Take Charge of your Super & Receive Big Dividends Later
Figures quoted by the Association of Superannuation Funds of Australia show that Australians aged under 30 years usually have less in their bank accounts than in their super funds. Despite this, 40 percent of those surveyed don’t know their super balance. A further 16 percent admitted they only had a rough idea.
Retirement seems a long way off when you’re young and enjoying life to its fullest. Planning for it now can almost pointless at such an early stage. But do you know this is the best time to take charge of your super fund contributions? Doing so now will open up more options for you later as you provide you and your family with the financial freedom you will need.
If you're looking to speak to someone about taking control of your super speak to our Melbourne based SMSF specialist team.
This will allow you to do what you’ve always dreamed of doing such as travelling, or paying off all your bills. Or maybe you want the option to retire earlier than you thought possible? Or to start that small business you’ve always thought about?
Small changes made now to your super contributions will have a big effect on your retirement. A small, additional monetary sacrifice now will mean your extra payments will earn more through compounding interest in the years ahead. You may be adding more than 30 percent extra to your retirement nest egg!
Rather than let your current super fund drift along, you need to be right on top of how it can work for you. For example, do you know how much is in the fund or where it is being invested on your behalf?
There are considerable advantages in keeping on top of your super at any age. Doing so when you’re young gives you even more advantages, and provides you with the chance to really get the best out of your fund. Treat your super as you would a trust fund and work out early how it can work for you. This may make all the difference when you finally retire.

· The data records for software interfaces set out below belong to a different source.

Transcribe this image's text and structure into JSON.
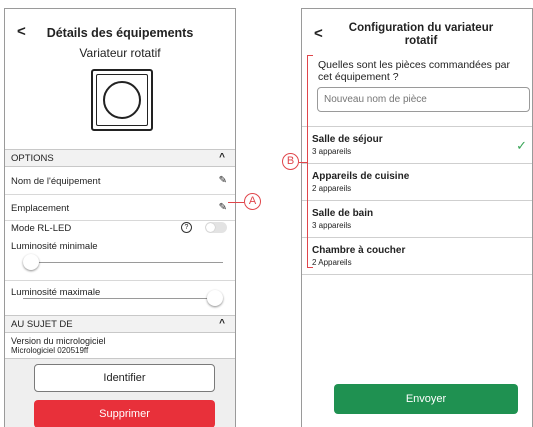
{
  "left_screen": {
    "back_icon": "chevron-left-icon",
    "title": "Détails des équipements",
    "device_subtitle": "Variateur rotatif",
    "options_header": "OPTIONS",
    "options": {
      "name": "Nom de l'équipement",
      "location": "Emplacement",
      "rl_led_mode": "Mode RL-LED",
      "help_glyph": "?",
      "min_brightness": "Luminosité minimale",
      "max_brightness": "Luminosité maximale"
    },
    "rl_led_enabled": false,
    "min_brightness_level": 0.04,
    "max_brightness_level": 0.96,
    "about_header": "AU SUJET DE",
    "firmware_label": "Version du micrologiciel",
    "firmware_value": "Micrologiciel 020519ff",
    "identify_button": "Identifier",
    "delete_button": "Supprimer"
  },
  "right_screen": {
    "back_icon": "chevron-left-icon",
    "title_line1": "Configuration du variateur",
    "title_line2": "rotatif",
    "question": "Quelles sont les pièces commandées par cet équipement ?",
    "new_room_placeholder": "Nouveau nom de pièce",
    "rooms": [
      {
        "name": "Salle de séjour",
        "count": "3 appareils",
        "selected": true
      },
      {
        "name": "Appareils de cuisine",
        "count": "2 appareils",
        "selected": false
      },
      {
        "name": "Salle de bain",
        "count": "3 appareils",
        "selected": false
      },
      {
        "name": "Chambre à coucher",
        "count": "2 Appareils",
        "selected": false
      }
    ],
    "send_button": "Envoyer"
  },
  "callouts": {
    "a": "A",
    "b": "B"
  },
  "colors": {
    "delete_red": "#e8303a",
    "send_green": "#1f9151",
    "callout_red": "#e0464b",
    "check_green": "#3aa558"
  }
}
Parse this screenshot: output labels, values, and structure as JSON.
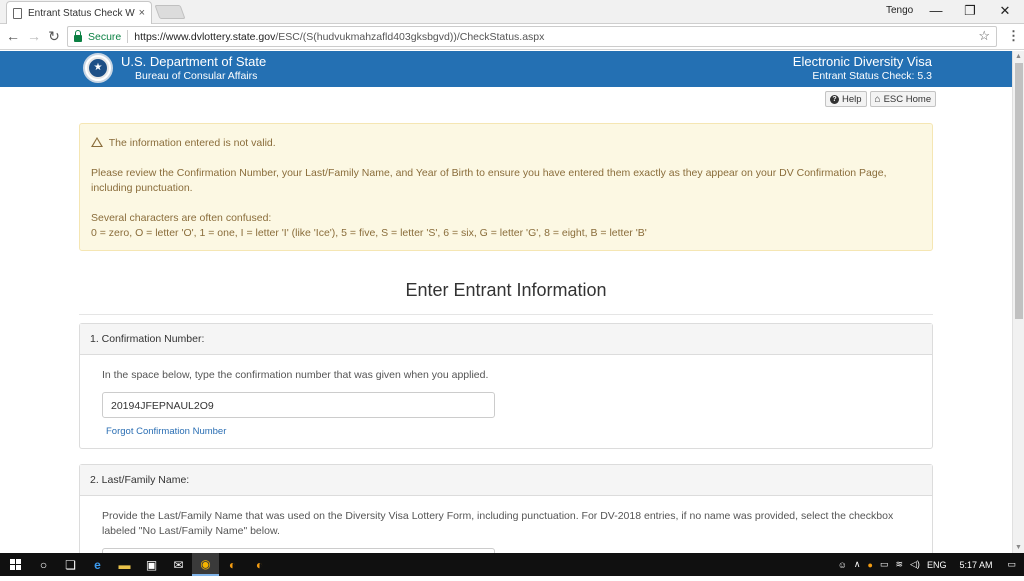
{
  "browser": {
    "tab_title": "Entrant Status Check Wel",
    "tab_close": "×",
    "user": "Tengo",
    "secure_label": "Secure",
    "url_domain": "https://www.dvlottery.state.gov",
    "url_path": "/ESC/(S(hudvukmahzafld403gksbgvd))/CheckStatus.aspx",
    "window_minimize": "—",
    "window_restore": "❐",
    "window_close": "✕",
    "back": "←",
    "forward": "→",
    "reload": "↻",
    "star": "☆",
    "menu": "⋮"
  },
  "header": {
    "dept": "U.S. Department of State",
    "bureau": "Bureau of Consular Affairs",
    "program": "Electronic Diversity Visa",
    "version": "Entrant Status Check: 5.3",
    "seal_glyph": "★"
  },
  "toolbar": {
    "help_icon": "?",
    "help_label": "Help",
    "home_icon": "⌂",
    "home_label": "ESC Home"
  },
  "alert": {
    "heading": "The information entered is not valid.",
    "message": "Please review the Confirmation Number, your Last/Family Name, and Year of Birth to ensure you have entered them exactly as they appear on your DV Confirmation Page, including punctuation.",
    "confused_title": "Several characters are often confused:",
    "confused_list": "0 = zero, O = letter 'O', 1 = one, I = letter 'I' (like 'Ice'), 5 = five, S = letter 'S', 6 = six, G = letter 'G', 8 = eight, B = letter 'B'"
  },
  "form": {
    "title": "Enter Entrant Information",
    "section1": {
      "label": "1. Confirmation Number:",
      "instructions": "In the space below, type the confirmation number that was given when you applied.",
      "value": "20194JFEPNAUL2O9",
      "forgot_link": "Forgot Confirmation Number"
    },
    "section2": {
      "label": "2. Last/Family Name:",
      "instructions": "Provide the Last/Family Name that was used on the Diversity Visa Lottery Form, including punctuation. For DV-2018 entries, if no name was provided, select the checkbox labeled \"No Last/Family Name\" below."
    }
  },
  "taskbar": {
    "search_icon": "○",
    "taskview_icon": "❏",
    "edge_icon": "e",
    "explorer_icon": "▬",
    "store_icon": "▣",
    "mail_icon": "✉",
    "chrome_icon": "◉",
    "app1_icon": "◐",
    "app2_icon": "◐",
    "people_icon": "☺",
    "chevron": "∧",
    "language": "ENG",
    "time": "5:17 AM",
    "notification_icon": "▭"
  }
}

Correctly planning your super contributions — and choosing your own personalised fund — will pay major dividends when you retire. For example, selecting the right fund, tailored to your lifestyle and preferences, will allow you to put away extra money now that will build up in your fund over time. As little as an extra $50 a month for younger people could mean avoiding having to find $1000 per month playing catch up further down the line.
It’s not just about fees
Your superannuation fund used to be chosen for you by your employers, which would give you little input into the type of fund that would suit your situation the best. While this is still the case for some industries, such as those in which super funds are selected as part of an industrial award or an enterprise bargaining agreement, in most cases, the employee now has the option to choose. Check with your employer to see if you have this option. If so, make sure you shop around to find the fund most suitable to your needs.
Many people ignore the added benefits of smaller funds in favour of the lower fees offered by the larger super funds. While low fees are a key factor, it is important to examine the functionality of a fund, as well as the fees.
Check out our Melbourne SMSF Guide.
Set aside time to go through each fund provider's website and consider performance over the long term. Consider the insurance benefits and whether or not you are comfortable with the risk. Weigh up the risk and returns of each fund, and think about how suited the fund is to your changing needs and if it appears to be aligned with your long term lifestyle goals.
Changing your super fund in the future
Always keep an eye on your fund’s performance. Rather than just checking the short term returns, the Australian Securities and Investment Commission recommends viewing a fund’s performance in comparison with others over a five year period before making any decision to change.
However, the ease of being able to leave should always be a factor in determining whether or not you join in the first place. Does the fund charge excessive exit fees? How does leaving affect your employer contributions and such benefits as connected life and health insurance?
Treat your super as a trust fund
Managing your own superannuation is not recommended unless you have financial and investment expertise, but being aware of how your fund works and how to maximise it to your advantage is a big step forward.
One way to boost your savings is to view your super differently. Instead of just associating it with retirement, look at it as a trust fund, which, if correctly managed, will pay your bills when it matures while also providing you and your family with an income to live on for life.
Do you know where your super is invested? This is becoming more of an issue as people become more concerned about issues such as climate change, animal rights and human rights abuses. For many people, where their money is invested is as important as the rate of return.
Ethical investing works in two ways: by screening out “negative” investment — such as companies in the fossil fuels industry — and focusing on “positive” options such as funds that specifically target green energy or carbon credits.
Making the most of your superannuation means recognising its relevance at every stage of your working life, and not just when you are on the verge of retirement. Affordable sacrifices made now will pay major dividends over the years and lead to a more comfortable retirement lifestyle. It’s necessary to take charge of your contributions now, while the most benefit can be made.
Check your super balance at least quarterly and manage your contributions depending on your changing life circumstances and lifestyle plans. Discover the ways to maximise the fund for tax advantages, understand how to compare funds and get the best, safest and most ethical returns possible.